### Input material
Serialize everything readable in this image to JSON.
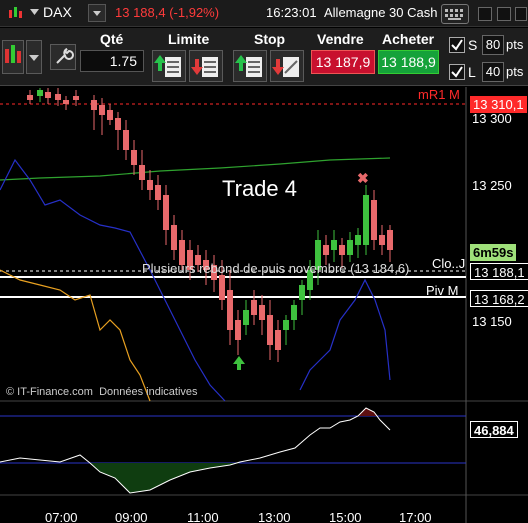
{
  "titlebar": {
    "symbol": "DAX",
    "price_change": "13 188,4 (-1,92%)",
    "time": "16:23:01",
    "instrument_name": "Allemagne 30 Cash ("
  },
  "toolbar": {
    "qty_label": "Qté",
    "qty_value": "1.75",
    "limit_label": "Limite",
    "stop_label": "Stop",
    "sell_label": "Vendre",
    "sell_price": "13 187,9",
    "buy_label": "Acheter",
    "buy_price": "13 188,9",
    "s_label": "S",
    "s_value": "80",
    "l_label": "L",
    "l_value": "40",
    "pts_unit": "pts"
  },
  "chart": {
    "annotation_trade": "Trade 4",
    "annotation_rebound": "Plusieurs rebond de puis novembre (13 184,6)",
    "level_mr1": "mR1 M",
    "level_mr1_price": "13 310,1",
    "level_clo": "Clo..J",
    "level_clo_price": "13 188,1",
    "level_piv": "Piv M",
    "level_piv_price": "13 168,2",
    "countdown": "6m59s",
    "y_ticks": [
      "13 300",
      "13 250",
      "13 150"
    ],
    "x_ticks": [
      "07:00",
      "09:00",
      "11:00",
      "13:00",
      "15:00",
      "17:00"
    ],
    "watermark": "© IT-Finance.com  Données indicatives",
    "osc_value": "46,884",
    "colors": {
      "up": "#3ec13e",
      "down": "#e8696b",
      "level_mr1": "#ff2a2a",
      "ma_green": "#2fa32f",
      "blue_line": "#2630c8",
      "orange_line": "#e8a020"
    }
  }
}
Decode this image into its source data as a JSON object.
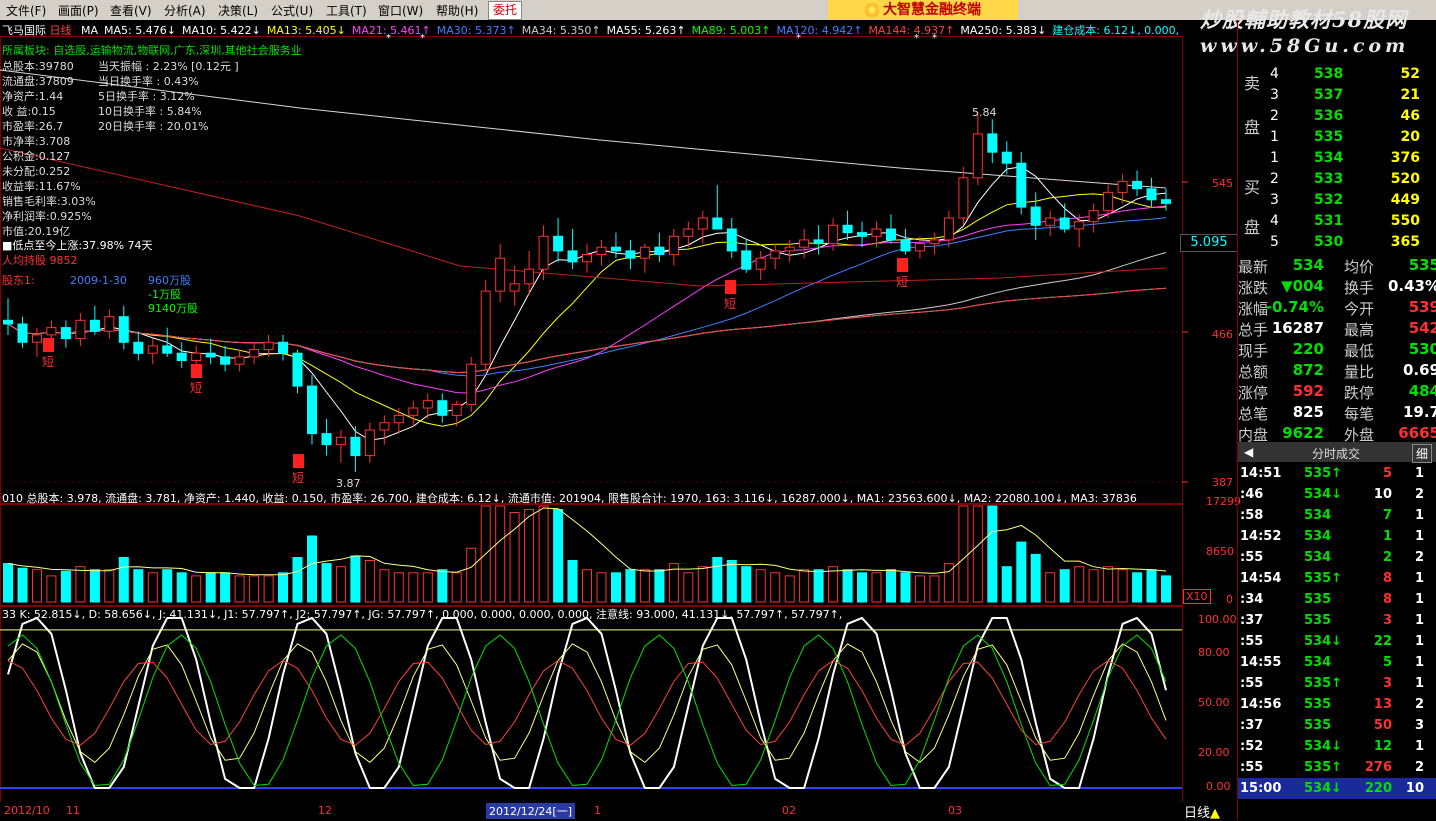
{
  "menu": [
    "文件(F)",
    "画面(P)",
    "查看(V)",
    "分析(A)",
    "决策(L)",
    "公式(U)",
    "工具(T)",
    "窗口(W)",
    "帮助(H)"
  ],
  "trade_button": "委托",
  "banner": "大智慧金融终端",
  "watermark": {
    "line1": "炒股輔助教材58股网",
    "line2": "www.58Gu.com"
  },
  "header": {
    "stock": "飞马国际",
    "period": "日线",
    "ma_items": [
      {
        "label": "MA",
        "color": "#ffffff"
      },
      {
        "label": "MA5: 5.476↓",
        "color": "#ffffff"
      },
      {
        "label": "MA10: 5.422↓",
        "color": "#ffffff"
      },
      {
        "label": "MA13: 5.405↓",
        "color": "#ffff00"
      },
      {
        "label": "MA21: 5.461↑",
        "color": "#ff40ff"
      },
      {
        "label": "MA30: 5.373↑",
        "color": "#4080ff"
      },
      {
        "label": "MA34: 5.350↑",
        "color": "#cccccc"
      },
      {
        "label": "MA55: 5.263↑",
        "color": "#ffffff"
      },
      {
        "label": "MA89: 5.003↑",
        "color": "#00ff00"
      },
      {
        "label": "MA120: 4.942↑",
        "color": "#4080ff"
      },
      {
        "label": "MA144: 4.937↑",
        "color": "#ff4040"
      },
      {
        "label": "MA250: 5.383↓",
        "color": "#ffffff"
      },
      {
        "label": "建仓成本: 6.12↓, 0.000, 0.00",
        "color": "#00ffff"
      }
    ]
  },
  "sector": "所属板块: 自选股,运输物流,物联网,广东,深圳,其他社会服务业",
  "fundamentals": [
    {
      "label": "总股本:",
      "value": "39780"
    },
    {
      "label": "流通盘:",
      "value": "37809"
    },
    {
      "label": "净资产:",
      "value": "1.44"
    },
    {
      "label": "收  益:",
      "value": "0.15"
    },
    {
      "label": "市盈率:",
      "value": "26.7"
    },
    {
      "label": "市净率:",
      "value": "3.708"
    },
    {
      "label": "公积金:",
      "value": "0.127"
    },
    {
      "label": "未分配:",
      "value": "0.252"
    },
    {
      "label": "收益率:",
      "value": "11.67%"
    },
    {
      "label": "销售毛利率:",
      "value": "3.03%"
    },
    {
      "label": "净利润率",
      "value": ":0.925%"
    },
    {
      "label": "市值:",
      "value": "20.19亿"
    }
  ],
  "turnover": [
    "当天振幅   : 2.23% [0.12元 ]",
    "当日换手率 : 0.43%",
    "5日换手率  : 3.12%",
    "10日换手率 : 5.84%",
    "20日换手率 : 20.01%"
  ],
  "low_to_now": "■低点至今上涨:37.98%   74天",
  "holder_text": "人均持股 9852",
  "holders": [
    {
      "date": "2009-1-30",
      "shares": "960万股",
      "color": "#4080ff"
    },
    {
      "date": "",
      "shares": "-1万股",
      "color": "#00ff00"
    },
    {
      "date": "",
      "shares": "9140万股",
      "color": "#00ff00"
    }
  ],
  "holders_tag": "股东1:",
  "price_axis": [
    "545",
    "466",
    "387"
  ],
  "current_price_tag": "5.095",
  "high_label": "5.84",
  "low_label": "3.87",
  "vol_header": "010 总股本: 3.978, 流通盘: 3.781, 净资产: 1.440, 收益: 0.150, 市盈率: 26.700, 建仓成本: 6.12↓, 流通市值: 201904, 限售股合计: 1970, 163: 3.116↓, 16287.000↓, MA1: 23563.600↓, MA2: 22080.100↓, MA3: 37836",
  "vol_axis": [
    "17299",
    "8650",
    "0"
  ],
  "vol_unit": "X10",
  "kdj_header": "33 K: 52.815↓, D: 58.656↓, J: 41.131↓, J1: 57.797↑, J2: 57.797↑, JG: 57.797↑, 0.000, 0.000, 0.000, 0.000, 注意线: 93.000, 41.131↓, 57.797↑, 57.797↑,",
  "kdj_axis": [
    "100.00",
    "80.00",
    "50.00",
    "20.00",
    "0.00"
  ],
  "date_axis": [
    "2012/10",
    "11",
    "12",
    "2012/12/24[一]",
    "1",
    "02",
    "03"
  ],
  "bottom_tag": "日线",
  "signal_labels": [
    "短",
    "短",
    "短",
    "短",
    "短"
  ],
  "order_book": {
    "sell": [
      {
        "n": "4",
        "price": "538",
        "vol": "52"
      },
      {
        "n": "3",
        "price": "537",
        "vol": "21"
      },
      {
        "n": "2",
        "price": "536",
        "vol": "46"
      },
      {
        "n": "1",
        "price": "535",
        "vol": "20"
      }
    ],
    "buy": [
      {
        "n": "1",
        "price": "534",
        "vol": "376"
      },
      {
        "n": "2",
        "price": "533",
        "vol": "520"
      },
      {
        "n": "3",
        "price": "532",
        "vol": "449"
      },
      {
        "n": "4",
        "price": "531",
        "vol": "550"
      },
      {
        "n": "5",
        "price": "530",
        "vol": "365"
      }
    ],
    "sell_label": [
      "卖",
      "盘"
    ],
    "buy_label": [
      "买",
      "盘"
    ]
  },
  "quote": [
    {
      "l1": "最新",
      "v1": "534",
      "c1": "#00e000",
      "l2": "均价",
      "v2": "535",
      "c2": "#00e000"
    },
    {
      "l1": "涨跌",
      "v1": "▼004",
      "c1": "#00e000",
      "l2": "换手",
      "v2": "0.43%",
      "c2": "#ffffff"
    },
    {
      "l1": "涨幅",
      "v1": "-0.74%",
      "c1": "#00e000",
      "l2": "今开",
      "v2": "539",
      "c2": "#ff3030"
    },
    {
      "l1": "总手",
      "v1": "16287",
      "c1": "#ffffff",
      "l2": "最高",
      "v2": "542",
      "c2": "#ff3030"
    },
    {
      "l1": "现手",
      "v1": "220",
      "c1": "#00e000",
      "l2": "最低",
      "v2": "530",
      "c2": "#00e000"
    },
    {
      "l1": "总额",
      "v1": "872",
      "c1": "#00e000",
      "l2": "量比",
      "v2": "0.69",
      "c2": "#ffffff"
    },
    {
      "l1": "涨停",
      "v1": "592",
      "c1": "#ff3030",
      "l2": "跌停",
      "v2": "484",
      "c2": "#00e000"
    },
    {
      "l1": "总笔",
      "v1": "825",
      "c1": "#ffffff",
      "l2": "每笔",
      "v2": "19.7",
      "c2": "#ffffff"
    },
    {
      "l1": "内盘",
      "v1": "9622",
      "c1": "#00e000",
      "l2": "外盘",
      "v2": "6665",
      "c2": "#ff3030"
    }
  ],
  "tick_header": {
    "title": "分时成交",
    "left": "◀",
    "right": "细"
  },
  "ticks": [
    {
      "t": "14:51",
      "p": "535↑",
      "pc": "#00e000",
      "v": "5",
      "vc": "#ff3030",
      "n": "1"
    },
    {
      "t": ":46",
      "p": "534↓",
      "pc": "#00e000",
      "v": "10",
      "vc": "#ffffff",
      "n": "2"
    },
    {
      "t": ":58",
      "p": "534",
      "pc": "#00e000",
      "v": "7",
      "vc": "#00e000",
      "n": "1"
    },
    {
      "t": "14:52",
      "p": "534",
      "pc": "#00e000",
      "v": "1",
      "vc": "#00e000",
      "n": "1"
    },
    {
      "t": ":55",
      "p": "534",
      "pc": "#00e000",
      "v": "2",
      "vc": "#00e000",
      "n": "2"
    },
    {
      "t": "14:54",
      "p": "535↑",
      "pc": "#00e000",
      "v": "8",
      "vc": "#ff3030",
      "n": "1"
    },
    {
      "t": ":34",
      "p": "535",
      "pc": "#00e000",
      "v": "8",
      "vc": "#ff3030",
      "n": "1"
    },
    {
      "t": ":37",
      "p": "535",
      "pc": "#00e000",
      "v": "3",
      "vc": "#ff3030",
      "n": "1"
    },
    {
      "t": ":55",
      "p": "534↓",
      "pc": "#00e000",
      "v": "22",
      "vc": "#00e000",
      "n": "1"
    },
    {
      "t": "14:55",
      "p": "534",
      "pc": "#00e000",
      "v": "5",
      "vc": "#00e000",
      "n": "1"
    },
    {
      "t": ":55",
      "p": "535↑",
      "pc": "#00e000",
      "v": "3",
      "vc": "#ff3030",
      "n": "1"
    },
    {
      "t": "14:56",
      "p": "535",
      "pc": "#00e000",
      "v": "13",
      "vc": "#ff3030",
      "n": "2"
    },
    {
      "t": ":37",
      "p": "535",
      "pc": "#00e000",
      "v": "50",
      "vc": "#ff3030",
      "n": "3"
    },
    {
      "t": ":52",
      "p": "534↓",
      "pc": "#00e000",
      "v": "12",
      "vc": "#00e000",
      "n": "1"
    },
    {
      "t": ":55",
      "p": "535↑",
      "pc": "#00e000",
      "v": "276",
      "vc": "#ff3030",
      "n": "2"
    },
    {
      "t": "15:00",
      "p": "534↓",
      "pc": "#00e000",
      "v": "220",
      "vc": "#00e000",
      "n": "10"
    }
  ],
  "colors": {
    "up": "#ff3030",
    "down": "#00ffff",
    "grid": "#800000",
    "text": "#cccccc"
  },
  "chart_data": {
    "type": "candlestick",
    "price_ticks": [
      5.45,
      4.66,
      3.87
    ],
    "ylim": [
      3.87,
      5.84
    ],
    "candles": [
      [
        4.7,
        4.82,
        4.62,
        4.68
      ],
      [
        4.68,
        4.72,
        4.55,
        4.58
      ],
      [
        4.58,
        4.66,
        4.5,
        4.62
      ],
      [
        4.62,
        4.7,
        4.58,
        4.66
      ],
      [
        4.66,
        4.7,
        4.55,
        4.6
      ],
      [
        4.6,
        4.74,
        4.56,
        4.7
      ],
      [
        4.7,
        4.78,
        4.62,
        4.64
      ],
      [
        4.64,
        4.76,
        4.6,
        4.72
      ],
      [
        4.72,
        4.78,
        4.54,
        4.58
      ],
      [
        4.58,
        4.64,
        4.48,
        4.52
      ],
      [
        4.52,
        4.6,
        4.46,
        4.56
      ],
      [
        4.56,
        4.66,
        4.5,
        4.52
      ],
      [
        4.52,
        4.58,
        4.44,
        4.48
      ],
      [
        4.48,
        4.56,
        4.44,
        4.52
      ],
      [
        4.52,
        4.6,
        4.46,
        4.5
      ],
      [
        4.5,
        4.56,
        4.42,
        4.46
      ],
      [
        4.46,
        4.54,
        4.42,
        4.5
      ],
      [
        4.5,
        4.58,
        4.46,
        4.54
      ],
      [
        4.54,
        4.62,
        4.5,
        4.58
      ],
      [
        4.58,
        4.62,
        4.48,
        4.52
      ],
      [
        4.52,
        4.54,
        4.3,
        4.34
      ],
      [
        4.34,
        4.4,
        4.02,
        4.08
      ],
      [
        4.08,
        4.16,
        3.96,
        4.02
      ],
      [
        4.02,
        4.1,
        3.92,
        4.06
      ],
      [
        4.06,
        4.12,
        3.87,
        3.96
      ],
      [
        3.96,
        4.14,
        3.92,
        4.1
      ],
      [
        4.1,
        4.18,
        4.02,
        4.14
      ],
      [
        4.14,
        4.22,
        4.08,
        4.18
      ],
      [
        4.18,
        4.26,
        4.12,
        4.22
      ],
      [
        4.22,
        4.3,
        4.16,
        4.26
      ],
      [
        4.26,
        4.3,
        4.14,
        4.18
      ],
      [
        4.18,
        4.26,
        4.12,
        4.24
      ],
      [
        4.24,
        4.5,
        4.2,
        4.46
      ],
      [
        4.46,
        4.92,
        4.42,
        4.86
      ],
      [
        4.86,
        5.12,
        4.8,
        5.04
      ],
      [
        4.86,
        5.0,
        4.78,
        4.9
      ],
      [
        4.9,
        5.08,
        4.84,
        4.98
      ],
      [
        4.98,
        5.22,
        4.92,
        5.16
      ],
      [
        5.16,
        5.26,
        5.02,
        5.08
      ],
      [
        5.08,
        5.2,
        4.98,
        5.02
      ],
      [
        5.02,
        5.12,
        4.96,
        5.06
      ],
      [
        5.06,
        5.14,
        5.0,
        5.1
      ],
      [
        5.1,
        5.18,
        5.04,
        5.08
      ],
      [
        5.08,
        5.14,
        4.98,
        5.04
      ],
      [
        5.04,
        5.12,
        4.96,
        5.1
      ],
      [
        5.1,
        5.18,
        5.02,
        5.06
      ],
      [
        5.06,
        5.2,
        5.0,
        5.16
      ],
      [
        5.16,
        5.24,
        5.1,
        5.2
      ],
      [
        5.2,
        5.3,
        5.12,
        5.26
      ],
      [
        5.26,
        5.44,
        5.2,
        5.2
      ],
      [
        5.2,
        5.26,
        5.04,
        5.08
      ],
      [
        5.08,
        5.14,
        4.96,
        4.98
      ],
      [
        4.98,
        5.08,
        4.92,
        5.04
      ],
      [
        5.04,
        5.12,
        4.98,
        5.08
      ],
      [
        5.08,
        5.14,
        5.02,
        5.1
      ],
      [
        5.1,
        5.2,
        5.04,
        5.14
      ],
      [
        5.14,
        5.22,
        5.06,
        5.12
      ],
      [
        5.12,
        5.26,
        5.08,
        5.22
      ],
      [
        5.22,
        5.3,
        5.14,
        5.18
      ],
      [
        5.18,
        5.24,
        5.1,
        5.16
      ],
      [
        5.16,
        5.24,
        5.1,
        5.2
      ],
      [
        5.2,
        5.28,
        5.12,
        5.14
      ],
      [
        5.14,
        5.2,
        5.06,
        5.08
      ],
      [
        5.08,
        5.16,
        5.04,
        5.12
      ],
      [
        5.12,
        5.18,
        5.06,
        5.14
      ],
      [
        5.14,
        5.3,
        5.1,
        5.26
      ],
      [
        5.26,
        5.54,
        5.22,
        5.48
      ],
      [
        5.48,
        5.84,
        5.44,
        5.72
      ],
      [
        5.72,
        5.8,
        5.56,
        5.62
      ],
      [
        5.62,
        5.68,
        5.5,
        5.56
      ],
      [
        5.56,
        5.62,
        5.28,
        5.32
      ],
      [
        5.32,
        5.4,
        5.14,
        5.22
      ],
      [
        5.22,
        5.3,
        5.16,
        5.26
      ],
      [
        5.26,
        5.34,
        5.18,
        5.2
      ],
      [
        5.2,
        5.28,
        5.1,
        5.24
      ],
      [
        5.24,
        5.34,
        5.18,
        5.3
      ],
      [
        5.3,
        5.44,
        5.26,
        5.4
      ],
      [
        5.4,
        5.5,
        5.34,
        5.46
      ],
      [
        5.46,
        5.52,
        5.38,
        5.42
      ],
      [
        5.42,
        5.48,
        5.32,
        5.36
      ],
      [
        5.36,
        5.42,
        5.3,
        5.34
      ]
    ],
    "kdj_ylim": [
      0,
      100
    ]
  }
}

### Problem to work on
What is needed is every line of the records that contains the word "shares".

### Result of this exercise
      "shares": "960万股",
      "shares": "-1万股",
      "shares": "9140万股",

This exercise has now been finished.